Q: About the Church in the US, how would you say efforts have been underway to try and contribute in any way to peace and helping the people affected by this terrible war?
Well, certainly in the United States the response has been immense, and it's been basically in terms of humanitarian aid sent to Ukraine. I think we saw our brothers and sisters in the faith very much affected by the destruction that has occurred in Ukraine.
So, Catholics in the United States tried to respond the best way we could which was first of all praying. I participated in at least two moments of prayer for peace with Ukrainian Catholics in the United States here at the Basilica of the National Shrine of the Immaculate Conception, but I know there have been many other initiatives of prayer throughout the United States.

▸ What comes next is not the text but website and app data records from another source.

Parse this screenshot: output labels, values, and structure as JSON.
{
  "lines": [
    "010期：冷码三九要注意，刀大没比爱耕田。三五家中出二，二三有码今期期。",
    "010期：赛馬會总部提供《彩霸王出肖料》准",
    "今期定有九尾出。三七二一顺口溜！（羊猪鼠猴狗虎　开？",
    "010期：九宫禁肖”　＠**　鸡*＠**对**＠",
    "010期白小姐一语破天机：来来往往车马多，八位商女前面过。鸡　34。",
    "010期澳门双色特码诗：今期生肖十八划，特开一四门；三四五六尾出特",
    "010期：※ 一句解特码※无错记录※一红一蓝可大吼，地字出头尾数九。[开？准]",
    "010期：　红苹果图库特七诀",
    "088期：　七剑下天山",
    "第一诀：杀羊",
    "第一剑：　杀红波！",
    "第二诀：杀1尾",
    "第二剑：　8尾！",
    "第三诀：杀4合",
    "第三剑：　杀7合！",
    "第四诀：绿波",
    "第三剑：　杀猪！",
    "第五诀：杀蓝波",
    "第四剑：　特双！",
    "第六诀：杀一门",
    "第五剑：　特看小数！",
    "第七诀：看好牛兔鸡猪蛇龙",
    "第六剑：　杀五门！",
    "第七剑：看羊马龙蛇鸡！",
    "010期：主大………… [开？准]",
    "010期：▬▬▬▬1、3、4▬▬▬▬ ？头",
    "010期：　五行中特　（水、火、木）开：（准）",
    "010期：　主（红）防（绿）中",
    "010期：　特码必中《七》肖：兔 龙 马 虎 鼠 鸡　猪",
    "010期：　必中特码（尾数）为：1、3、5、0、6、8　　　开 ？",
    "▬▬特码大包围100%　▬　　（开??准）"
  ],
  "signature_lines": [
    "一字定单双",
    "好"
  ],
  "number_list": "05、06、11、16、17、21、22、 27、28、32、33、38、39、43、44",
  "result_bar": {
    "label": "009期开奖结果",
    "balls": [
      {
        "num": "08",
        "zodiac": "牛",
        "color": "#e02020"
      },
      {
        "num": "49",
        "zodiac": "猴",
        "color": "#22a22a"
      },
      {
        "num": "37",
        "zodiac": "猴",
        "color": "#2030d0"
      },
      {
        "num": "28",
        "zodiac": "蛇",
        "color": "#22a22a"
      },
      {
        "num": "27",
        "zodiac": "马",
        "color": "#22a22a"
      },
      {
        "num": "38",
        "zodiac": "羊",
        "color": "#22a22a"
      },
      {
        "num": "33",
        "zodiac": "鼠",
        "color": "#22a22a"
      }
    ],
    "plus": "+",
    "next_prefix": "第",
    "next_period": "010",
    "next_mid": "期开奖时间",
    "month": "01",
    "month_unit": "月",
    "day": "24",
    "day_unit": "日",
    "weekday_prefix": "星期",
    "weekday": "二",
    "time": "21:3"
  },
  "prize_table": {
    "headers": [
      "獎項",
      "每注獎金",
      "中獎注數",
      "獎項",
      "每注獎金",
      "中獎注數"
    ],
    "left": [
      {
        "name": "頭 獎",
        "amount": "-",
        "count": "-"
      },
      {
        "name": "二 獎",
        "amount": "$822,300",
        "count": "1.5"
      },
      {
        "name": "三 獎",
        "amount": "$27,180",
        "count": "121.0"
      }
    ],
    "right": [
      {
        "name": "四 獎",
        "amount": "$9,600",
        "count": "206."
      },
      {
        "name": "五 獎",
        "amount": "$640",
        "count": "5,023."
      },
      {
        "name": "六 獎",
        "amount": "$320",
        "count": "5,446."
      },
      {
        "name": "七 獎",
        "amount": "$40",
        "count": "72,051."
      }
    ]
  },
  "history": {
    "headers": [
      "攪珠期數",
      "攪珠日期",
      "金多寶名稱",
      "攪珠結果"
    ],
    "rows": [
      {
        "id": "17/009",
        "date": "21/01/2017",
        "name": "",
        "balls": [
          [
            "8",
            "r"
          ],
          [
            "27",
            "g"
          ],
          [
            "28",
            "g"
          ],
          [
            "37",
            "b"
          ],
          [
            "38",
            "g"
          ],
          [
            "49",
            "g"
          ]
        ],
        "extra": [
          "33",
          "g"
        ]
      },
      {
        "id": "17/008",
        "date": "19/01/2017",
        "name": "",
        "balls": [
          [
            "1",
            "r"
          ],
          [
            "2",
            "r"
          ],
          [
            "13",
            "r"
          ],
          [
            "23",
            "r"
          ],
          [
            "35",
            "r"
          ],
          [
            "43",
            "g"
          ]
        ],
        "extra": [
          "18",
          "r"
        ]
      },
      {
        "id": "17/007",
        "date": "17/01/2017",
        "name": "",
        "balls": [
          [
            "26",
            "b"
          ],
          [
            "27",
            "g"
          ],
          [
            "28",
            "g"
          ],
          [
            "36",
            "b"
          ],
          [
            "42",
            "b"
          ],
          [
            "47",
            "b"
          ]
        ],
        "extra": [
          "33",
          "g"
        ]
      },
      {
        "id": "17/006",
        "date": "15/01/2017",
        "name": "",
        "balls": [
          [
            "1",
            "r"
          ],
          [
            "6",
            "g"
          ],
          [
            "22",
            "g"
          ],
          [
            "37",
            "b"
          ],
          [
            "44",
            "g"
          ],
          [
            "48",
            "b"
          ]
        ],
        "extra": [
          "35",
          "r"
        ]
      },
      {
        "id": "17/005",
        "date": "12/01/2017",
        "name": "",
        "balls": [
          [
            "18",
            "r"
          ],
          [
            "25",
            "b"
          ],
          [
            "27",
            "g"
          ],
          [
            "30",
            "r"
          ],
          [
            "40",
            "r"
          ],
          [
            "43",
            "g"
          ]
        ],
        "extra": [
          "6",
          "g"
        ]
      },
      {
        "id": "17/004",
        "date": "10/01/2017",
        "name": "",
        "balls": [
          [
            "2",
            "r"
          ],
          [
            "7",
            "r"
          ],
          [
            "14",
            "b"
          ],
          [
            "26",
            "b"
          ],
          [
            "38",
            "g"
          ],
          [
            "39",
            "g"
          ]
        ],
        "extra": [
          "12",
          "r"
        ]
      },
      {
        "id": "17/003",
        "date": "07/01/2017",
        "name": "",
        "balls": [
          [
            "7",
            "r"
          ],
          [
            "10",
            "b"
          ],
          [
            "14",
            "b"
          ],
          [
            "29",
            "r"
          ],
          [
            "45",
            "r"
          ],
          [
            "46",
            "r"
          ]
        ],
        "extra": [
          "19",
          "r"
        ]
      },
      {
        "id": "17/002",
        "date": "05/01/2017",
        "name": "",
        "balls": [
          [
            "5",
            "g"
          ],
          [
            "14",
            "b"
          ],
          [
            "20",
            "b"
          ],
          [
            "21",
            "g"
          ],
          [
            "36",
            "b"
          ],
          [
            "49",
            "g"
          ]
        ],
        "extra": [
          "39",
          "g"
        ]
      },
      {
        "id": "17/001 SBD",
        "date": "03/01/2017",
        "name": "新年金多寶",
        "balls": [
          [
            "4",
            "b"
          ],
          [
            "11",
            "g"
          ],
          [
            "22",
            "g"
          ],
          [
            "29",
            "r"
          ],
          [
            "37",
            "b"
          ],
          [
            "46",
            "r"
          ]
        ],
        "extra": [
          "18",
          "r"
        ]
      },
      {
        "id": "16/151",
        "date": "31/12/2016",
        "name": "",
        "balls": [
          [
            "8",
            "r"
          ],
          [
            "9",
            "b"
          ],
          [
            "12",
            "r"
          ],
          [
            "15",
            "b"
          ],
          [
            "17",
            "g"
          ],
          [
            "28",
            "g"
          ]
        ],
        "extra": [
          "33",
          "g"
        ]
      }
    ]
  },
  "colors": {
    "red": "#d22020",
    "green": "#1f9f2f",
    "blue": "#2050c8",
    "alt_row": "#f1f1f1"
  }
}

Then secondly there's been a tremendous response in sending assistance to Ukraine.
Q: In terms of the provision, now they're saying of even greater weapons like cluster bombs to Ukraine. Are you concerned in the US about a possible escalation?
I certainly am concerned about that and obviously any escalation is going to be dangerous, and I think Bishop Malloy, who is the Chairman of our Committee on International Justice and Peace, published a statement in which he decried the use of cluster bombs aligning ourselves with the position that the Holy See has taken about those kinds of weapons which are, here I'm speaking a little bit out of my field, but they're indiscriminate in the victims.
So, that's always a danger in war that the innocent will be injured or will be harmed or can even lose their lives in almost on the peripheries of a military action, and that certainly should always be avoided.
Q: In conclusion, is there anything else you would like to add?
I think that I would just like to express gratitude for the decision of the Holy Father to do everything that he can to echo the message of peace, which is really the message of our Savior. So, I'm very grateful for this gesture.